Aside from communication, many Fiat Chrysler workers had voiced displeasure with terms of the proposed deal, saying it does not eliminate the two-tier pay system, fails to cap entry-level hires, doesn’t do enough to address alternative work schedules and doesn’t increase wages enough.
“You have spoken and we heard you. We have been listening to your issues and concerns through your local union leadership,” Williams said. “We have real challenges. We all know that without investment and product there is no true job security.
“For someone to suggest we endorse products going to Mexico is just nonsense. We have been fighting NAFTA and other trade agreements every day and are still fighting.”
The statement regarding Mexico is in reference to a $5.3 billion investment plan under the failed deal that included moving most of the automaker’s car production to Mexico in exchange for more profitable SUVs, pickups and crossovers.
Neither the union nor company have confirmed the product moves, which includes moving production of two cars to Mexico — the Chrysler 200 currently built at Sterling Heights Assembly, and the Dodge Dart currently built at Belvidere. In return, Sterling Heights would get the Ram 1500 pickup from Warren Truck, and Warren would get the Jeep Wagoneer — a three-row SUV that isn’t due until at least 2018.
Williams’ message goes on to say that the proposed health care co-op is not like the Voluntary Employees Beneficiary Association for retirees; that “outside groups like to stir people up”; and that union leadership is fighting for its membership.
“We met with the UAW-FCA local union leadership at great length and are fighting to address your issues taking everything into consideration with all the challenges,” Williams said.
The update comes days after The Detroit News and other news media reported that the union would like to return to Fiat Chrysler rather than immediately striking or moving on to Ford Motor Co. or General Motors Co. All remain options, depending on how the talks go.

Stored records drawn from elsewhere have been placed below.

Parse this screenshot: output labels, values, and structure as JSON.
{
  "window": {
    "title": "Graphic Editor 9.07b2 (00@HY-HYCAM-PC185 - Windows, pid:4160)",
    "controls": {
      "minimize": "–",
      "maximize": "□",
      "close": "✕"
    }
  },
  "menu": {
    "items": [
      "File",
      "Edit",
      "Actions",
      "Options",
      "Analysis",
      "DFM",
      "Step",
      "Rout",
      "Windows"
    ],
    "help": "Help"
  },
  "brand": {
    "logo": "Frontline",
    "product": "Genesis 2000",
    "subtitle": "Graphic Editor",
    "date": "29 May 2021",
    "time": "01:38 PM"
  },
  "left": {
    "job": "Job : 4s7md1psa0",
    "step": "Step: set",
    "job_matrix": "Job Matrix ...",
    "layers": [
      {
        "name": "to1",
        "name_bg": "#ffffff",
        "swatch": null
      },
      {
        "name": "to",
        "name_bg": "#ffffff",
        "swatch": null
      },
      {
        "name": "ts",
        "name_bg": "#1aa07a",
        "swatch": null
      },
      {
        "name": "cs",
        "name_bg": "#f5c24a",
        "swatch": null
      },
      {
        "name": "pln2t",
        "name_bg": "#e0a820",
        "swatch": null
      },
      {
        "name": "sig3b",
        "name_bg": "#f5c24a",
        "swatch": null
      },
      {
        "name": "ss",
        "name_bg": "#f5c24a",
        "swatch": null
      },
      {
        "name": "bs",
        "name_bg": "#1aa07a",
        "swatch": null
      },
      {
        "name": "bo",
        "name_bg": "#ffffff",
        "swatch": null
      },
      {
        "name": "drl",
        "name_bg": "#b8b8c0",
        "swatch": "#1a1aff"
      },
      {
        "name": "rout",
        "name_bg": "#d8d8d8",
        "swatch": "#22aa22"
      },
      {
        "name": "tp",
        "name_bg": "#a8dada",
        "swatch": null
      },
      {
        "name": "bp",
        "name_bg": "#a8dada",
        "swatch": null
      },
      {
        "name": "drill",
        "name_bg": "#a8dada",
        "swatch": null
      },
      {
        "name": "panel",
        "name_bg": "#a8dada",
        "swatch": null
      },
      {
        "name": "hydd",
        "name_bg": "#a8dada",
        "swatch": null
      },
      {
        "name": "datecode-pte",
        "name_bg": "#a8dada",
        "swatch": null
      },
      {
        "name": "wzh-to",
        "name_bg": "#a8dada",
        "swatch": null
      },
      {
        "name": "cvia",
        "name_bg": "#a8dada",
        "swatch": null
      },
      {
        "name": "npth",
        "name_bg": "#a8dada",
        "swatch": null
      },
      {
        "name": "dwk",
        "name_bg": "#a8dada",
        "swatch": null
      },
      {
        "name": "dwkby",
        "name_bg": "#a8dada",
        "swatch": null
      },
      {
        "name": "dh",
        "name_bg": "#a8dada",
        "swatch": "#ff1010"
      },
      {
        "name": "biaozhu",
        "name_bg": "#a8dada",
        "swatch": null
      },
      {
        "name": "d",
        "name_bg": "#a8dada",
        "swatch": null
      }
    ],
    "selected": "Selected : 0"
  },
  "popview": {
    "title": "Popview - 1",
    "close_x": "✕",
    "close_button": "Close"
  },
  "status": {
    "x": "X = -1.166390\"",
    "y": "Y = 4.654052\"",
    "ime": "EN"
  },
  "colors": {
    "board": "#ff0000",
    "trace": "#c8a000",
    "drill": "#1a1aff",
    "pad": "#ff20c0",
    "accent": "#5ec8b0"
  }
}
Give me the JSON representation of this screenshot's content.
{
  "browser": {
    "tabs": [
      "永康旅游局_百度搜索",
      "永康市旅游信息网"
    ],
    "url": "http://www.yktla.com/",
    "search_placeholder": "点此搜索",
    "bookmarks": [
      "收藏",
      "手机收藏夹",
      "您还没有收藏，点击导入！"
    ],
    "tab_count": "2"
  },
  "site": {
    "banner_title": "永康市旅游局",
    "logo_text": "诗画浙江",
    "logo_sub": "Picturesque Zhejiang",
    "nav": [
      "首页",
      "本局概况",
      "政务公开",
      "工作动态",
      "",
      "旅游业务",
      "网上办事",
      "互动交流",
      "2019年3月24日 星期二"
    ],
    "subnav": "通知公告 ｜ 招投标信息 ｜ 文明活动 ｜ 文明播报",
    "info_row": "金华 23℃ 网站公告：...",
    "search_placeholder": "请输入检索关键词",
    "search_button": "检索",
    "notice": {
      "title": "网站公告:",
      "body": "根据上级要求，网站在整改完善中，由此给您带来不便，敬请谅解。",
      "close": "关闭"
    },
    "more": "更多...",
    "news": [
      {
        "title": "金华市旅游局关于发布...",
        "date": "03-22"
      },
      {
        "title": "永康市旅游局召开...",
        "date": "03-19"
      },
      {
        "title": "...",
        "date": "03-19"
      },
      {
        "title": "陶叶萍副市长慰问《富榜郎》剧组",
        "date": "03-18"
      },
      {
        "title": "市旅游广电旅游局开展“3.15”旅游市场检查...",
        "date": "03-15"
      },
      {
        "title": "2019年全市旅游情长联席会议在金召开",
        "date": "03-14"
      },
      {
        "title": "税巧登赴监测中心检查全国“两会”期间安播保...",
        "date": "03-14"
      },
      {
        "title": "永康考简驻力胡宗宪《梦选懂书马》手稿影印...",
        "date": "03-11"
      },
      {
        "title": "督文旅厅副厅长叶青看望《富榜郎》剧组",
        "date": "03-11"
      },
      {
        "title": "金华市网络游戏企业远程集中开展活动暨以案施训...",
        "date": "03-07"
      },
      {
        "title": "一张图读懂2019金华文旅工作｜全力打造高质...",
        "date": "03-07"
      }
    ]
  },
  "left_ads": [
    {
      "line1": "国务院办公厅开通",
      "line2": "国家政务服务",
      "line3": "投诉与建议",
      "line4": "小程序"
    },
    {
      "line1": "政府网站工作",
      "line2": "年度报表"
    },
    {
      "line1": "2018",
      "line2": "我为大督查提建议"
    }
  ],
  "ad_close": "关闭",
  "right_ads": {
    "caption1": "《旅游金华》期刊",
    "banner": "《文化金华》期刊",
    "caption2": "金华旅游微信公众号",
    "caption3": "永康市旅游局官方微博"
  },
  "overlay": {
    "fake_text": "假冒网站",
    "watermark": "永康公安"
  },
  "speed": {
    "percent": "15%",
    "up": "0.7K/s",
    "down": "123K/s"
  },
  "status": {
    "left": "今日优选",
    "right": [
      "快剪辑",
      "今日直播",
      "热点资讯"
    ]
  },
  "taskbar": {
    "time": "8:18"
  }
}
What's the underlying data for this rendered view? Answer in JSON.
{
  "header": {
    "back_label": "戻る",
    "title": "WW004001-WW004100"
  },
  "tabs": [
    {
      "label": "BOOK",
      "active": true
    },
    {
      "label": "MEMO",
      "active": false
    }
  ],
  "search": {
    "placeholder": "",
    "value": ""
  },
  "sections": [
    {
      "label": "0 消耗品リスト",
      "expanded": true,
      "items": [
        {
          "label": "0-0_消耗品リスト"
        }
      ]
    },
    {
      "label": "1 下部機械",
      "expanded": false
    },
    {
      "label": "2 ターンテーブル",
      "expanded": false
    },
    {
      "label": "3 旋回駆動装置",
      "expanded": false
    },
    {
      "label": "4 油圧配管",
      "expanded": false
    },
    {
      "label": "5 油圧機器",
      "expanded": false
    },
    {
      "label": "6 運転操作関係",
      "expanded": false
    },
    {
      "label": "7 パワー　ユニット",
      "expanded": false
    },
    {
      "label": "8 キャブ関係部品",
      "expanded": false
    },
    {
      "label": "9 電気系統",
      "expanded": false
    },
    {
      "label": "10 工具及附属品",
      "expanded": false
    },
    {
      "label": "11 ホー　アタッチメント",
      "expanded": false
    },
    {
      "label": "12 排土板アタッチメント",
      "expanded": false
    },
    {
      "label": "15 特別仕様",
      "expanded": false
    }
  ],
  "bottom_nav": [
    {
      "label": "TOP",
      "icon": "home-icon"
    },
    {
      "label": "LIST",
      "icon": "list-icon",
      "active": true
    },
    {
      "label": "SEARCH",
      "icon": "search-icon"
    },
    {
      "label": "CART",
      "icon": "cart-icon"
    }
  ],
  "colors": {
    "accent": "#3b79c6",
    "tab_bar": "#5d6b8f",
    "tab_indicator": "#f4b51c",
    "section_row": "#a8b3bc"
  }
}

A Fiat Chrysler spokeswoman on Monday confirmed that the automaker is “talking” with the union but would not elaborate on details. Following the first deal’s rejection, the company issued a lengthy statement saying it was “disappointed” by the outcome of the voting but looked “forward to continuing dialogue with the UAW.”
Williams previously played down the contract rejection — the first since 1982 with Chrysler workers — as “part of the process” that the union prides itself on.